On Thursday, DOT presents its plan for protected bike lanes on 26th Street and 29th Street to the Community Board 5 transportation committee. Earlier this month the CB 4 transportation committee endorsed the project, which would lay out the first protected bike lanes on crosstown streets in Midtown. 1 Pennsylvania Plaza, 6 p.m.

Watch the calendar for updates. Drop us a line if you have an event we should know about.

ALSO ON STREETSBLOG

Map: RPA

This Week: Planning for a 14th Street With No L Train

|
The looming L train shutdown will disrupt travel for hundreds of thousands of New Yorkers and demands a serious response. This week you can speak up for a robust plan to keep people moving sans L train at a workshop in Manhattan, where advocates are calling on DOT and the MTA to implement transitways on 14th Street and Delancey Street.

Brewer to DOT: Start Looking Into a Bus-Only 14th Street

|
Manhattan Borough President Gale Brewer is calling on DOT to study making 14th Street a bus-only thoroughfare while L train service is disrupted during Sandy-related repairs. To allow for urgently-needed fixes to the L train tunnel, the MTA is considering either a full shutdown of service between Bedford Avenue and Eighth Avenue for 18 months, or a three-year […]
The MTA and DOT did not indicate any plans for busways on surface streets in a presentation to elected officials last week about the L train shutdown. Image: MTA

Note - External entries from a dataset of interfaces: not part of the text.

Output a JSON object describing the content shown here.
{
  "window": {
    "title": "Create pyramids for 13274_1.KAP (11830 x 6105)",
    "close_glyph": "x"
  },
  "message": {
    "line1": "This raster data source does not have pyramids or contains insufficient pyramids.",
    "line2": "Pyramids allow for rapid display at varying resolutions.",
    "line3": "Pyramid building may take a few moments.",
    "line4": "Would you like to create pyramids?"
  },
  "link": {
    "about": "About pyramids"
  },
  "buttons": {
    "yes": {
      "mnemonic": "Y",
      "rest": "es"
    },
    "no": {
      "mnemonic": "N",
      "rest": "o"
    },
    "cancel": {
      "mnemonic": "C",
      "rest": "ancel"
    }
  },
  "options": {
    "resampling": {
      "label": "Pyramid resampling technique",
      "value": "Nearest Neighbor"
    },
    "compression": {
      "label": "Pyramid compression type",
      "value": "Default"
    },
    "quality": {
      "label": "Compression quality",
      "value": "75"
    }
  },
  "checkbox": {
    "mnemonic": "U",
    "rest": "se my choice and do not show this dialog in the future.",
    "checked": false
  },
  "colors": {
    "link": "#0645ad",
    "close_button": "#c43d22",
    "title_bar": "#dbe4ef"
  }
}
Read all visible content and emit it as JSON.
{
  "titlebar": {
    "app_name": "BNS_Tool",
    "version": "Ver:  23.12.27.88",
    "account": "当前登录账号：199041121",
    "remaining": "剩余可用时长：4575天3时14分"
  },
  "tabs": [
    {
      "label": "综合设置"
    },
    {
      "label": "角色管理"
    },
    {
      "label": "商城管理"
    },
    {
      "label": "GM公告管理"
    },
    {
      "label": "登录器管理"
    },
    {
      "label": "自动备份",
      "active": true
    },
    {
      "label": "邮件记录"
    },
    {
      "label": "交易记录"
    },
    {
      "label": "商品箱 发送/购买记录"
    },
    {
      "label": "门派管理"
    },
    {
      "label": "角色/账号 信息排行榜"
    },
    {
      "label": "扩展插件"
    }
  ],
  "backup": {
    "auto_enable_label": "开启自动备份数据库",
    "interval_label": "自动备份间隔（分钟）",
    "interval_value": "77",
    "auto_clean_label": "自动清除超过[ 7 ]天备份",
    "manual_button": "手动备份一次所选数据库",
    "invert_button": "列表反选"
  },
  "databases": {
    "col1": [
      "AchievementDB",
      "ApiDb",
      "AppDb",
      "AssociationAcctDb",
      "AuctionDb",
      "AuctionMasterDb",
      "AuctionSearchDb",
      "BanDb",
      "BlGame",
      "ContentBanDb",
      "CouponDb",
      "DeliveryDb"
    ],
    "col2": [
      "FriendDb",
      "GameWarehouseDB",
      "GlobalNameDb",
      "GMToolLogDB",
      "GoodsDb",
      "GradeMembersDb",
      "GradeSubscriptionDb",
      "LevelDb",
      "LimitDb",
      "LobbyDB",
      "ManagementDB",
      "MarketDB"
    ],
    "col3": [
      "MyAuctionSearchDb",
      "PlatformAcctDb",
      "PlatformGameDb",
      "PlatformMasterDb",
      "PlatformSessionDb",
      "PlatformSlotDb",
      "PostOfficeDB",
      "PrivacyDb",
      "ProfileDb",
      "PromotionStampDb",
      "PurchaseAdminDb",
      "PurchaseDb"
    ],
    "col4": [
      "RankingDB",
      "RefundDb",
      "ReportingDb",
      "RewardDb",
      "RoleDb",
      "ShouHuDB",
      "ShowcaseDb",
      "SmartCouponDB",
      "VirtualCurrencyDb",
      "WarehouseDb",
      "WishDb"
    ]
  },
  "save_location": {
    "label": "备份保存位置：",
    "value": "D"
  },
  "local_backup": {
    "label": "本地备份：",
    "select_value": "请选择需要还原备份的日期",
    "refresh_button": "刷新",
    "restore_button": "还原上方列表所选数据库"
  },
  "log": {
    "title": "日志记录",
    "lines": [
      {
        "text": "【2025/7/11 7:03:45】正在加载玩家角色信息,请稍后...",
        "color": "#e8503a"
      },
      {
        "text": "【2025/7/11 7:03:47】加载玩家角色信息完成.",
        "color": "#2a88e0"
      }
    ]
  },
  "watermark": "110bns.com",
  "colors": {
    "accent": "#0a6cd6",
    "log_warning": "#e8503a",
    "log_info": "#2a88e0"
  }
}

There’s Got to Be More to the L Train Shutdown Plan Than What the MTA and DOT Have Shown So Far

|
Starting in January 2019, service on the L train west of Bedford Avenue will be suspended for 15 months to allow for Sandy-related repairs. The only way to keep hundreds of thousands of people moving is to dedicate significant street space to buses on both sides of the East River. But at a presentation to elected officials on Friday, the MTA and DOT did not indicate that bus lanes are part of their plan, except on the Williamsburg Bridge itself.